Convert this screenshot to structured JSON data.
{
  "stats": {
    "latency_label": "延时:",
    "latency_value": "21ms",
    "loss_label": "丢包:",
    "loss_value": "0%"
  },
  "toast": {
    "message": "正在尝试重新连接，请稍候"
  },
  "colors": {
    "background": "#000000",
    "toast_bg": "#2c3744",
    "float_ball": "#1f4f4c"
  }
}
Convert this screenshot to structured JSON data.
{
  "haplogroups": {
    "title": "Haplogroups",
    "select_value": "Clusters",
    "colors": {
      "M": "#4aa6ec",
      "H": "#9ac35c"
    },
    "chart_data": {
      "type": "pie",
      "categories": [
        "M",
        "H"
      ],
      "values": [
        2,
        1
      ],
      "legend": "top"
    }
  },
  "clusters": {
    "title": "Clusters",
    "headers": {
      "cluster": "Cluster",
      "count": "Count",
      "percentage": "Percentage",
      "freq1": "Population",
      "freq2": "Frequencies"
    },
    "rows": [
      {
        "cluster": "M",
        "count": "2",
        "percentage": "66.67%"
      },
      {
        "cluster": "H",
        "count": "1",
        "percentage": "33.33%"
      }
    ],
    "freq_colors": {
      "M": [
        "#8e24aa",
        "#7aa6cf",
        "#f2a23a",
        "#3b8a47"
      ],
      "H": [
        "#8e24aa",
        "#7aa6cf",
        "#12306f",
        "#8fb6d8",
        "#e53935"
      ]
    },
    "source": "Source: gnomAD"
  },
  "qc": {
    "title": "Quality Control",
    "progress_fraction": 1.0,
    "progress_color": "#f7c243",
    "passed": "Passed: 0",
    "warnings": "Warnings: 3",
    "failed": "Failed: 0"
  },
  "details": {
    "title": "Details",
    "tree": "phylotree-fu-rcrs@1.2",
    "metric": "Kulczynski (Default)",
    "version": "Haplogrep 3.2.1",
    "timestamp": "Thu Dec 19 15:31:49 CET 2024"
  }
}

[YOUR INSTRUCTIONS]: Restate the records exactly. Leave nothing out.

[RESPONSE BELOW]:
Convert this screenshot to structured JSON data.
{
  "stats": {
    "latency_label": "延时:",
    "latency_value": "21ms",
    "loss_label": "丢包:",
    "loss_value": "0%"
  },
  "toast": {
    "message": "正在尝试重新连接，请稍候"
  },
  "colors": {
    "background": "#000000",
    "toast_bg": "#2c3744",
    "float_ball": "#1f4f4c"
  }
}
Convert this screenshot to structured JSON data.
{
  "haplogroups": {
    "title": "Haplogroups",
    "select_value": "Clusters",
    "colors": {
      "M": "#4aa6ec",
      "H": "#9ac35c"
    },
    "chart_data": {
      "type": "pie",
      "categories": [
        "M",
        "H"
      ],
      "values": [
        2,
        1
      ],
      "legend": "top"
    }
  },
  "clusters": {
    "title": "Clusters",
    "headers": {
      "cluster": "Cluster",
      "count": "Count",
      "percentage": "Percentage",
      "freq1": "Population",
      "freq2": "Frequencies"
    },
    "rows": [
      {
        "cluster": "M",
        "count": "2",
        "percentage": "66.67%"
      },
      {
        "cluster": "H",
        "count": "1",
        "percentage": "33.33%"
      }
    ],
    "freq_colors": {
      "M": [
        "#8e24aa",
        "#7aa6cf",
        "#f2a23a",
        "#3b8a47"
      ],
      "H": [
        "#8e24aa",
        "#7aa6cf",
        "#12306f",
        "#8fb6d8",
        "#e53935"
      ]
    },
    "source": "Source: gnomAD"
  },
  "qc": {
    "title": "Quality Control",
    "progress_fraction": 1.0,
    "progress_color": "#f7c243",
    "passed": "Passed: 0",
    "warnings": "Warnings: 3",
    "failed": "Failed: 0"
  },
  "details": {
    "title": "Details",
    "tree": "phylotree-fu-rcrs@1.2",
    "metric": "Kulczynski (Default)",
    "version": "Haplogrep 3.2.1",
    "timestamp": "Thu Dec 19 15:31:49 CET 2024"
  }
}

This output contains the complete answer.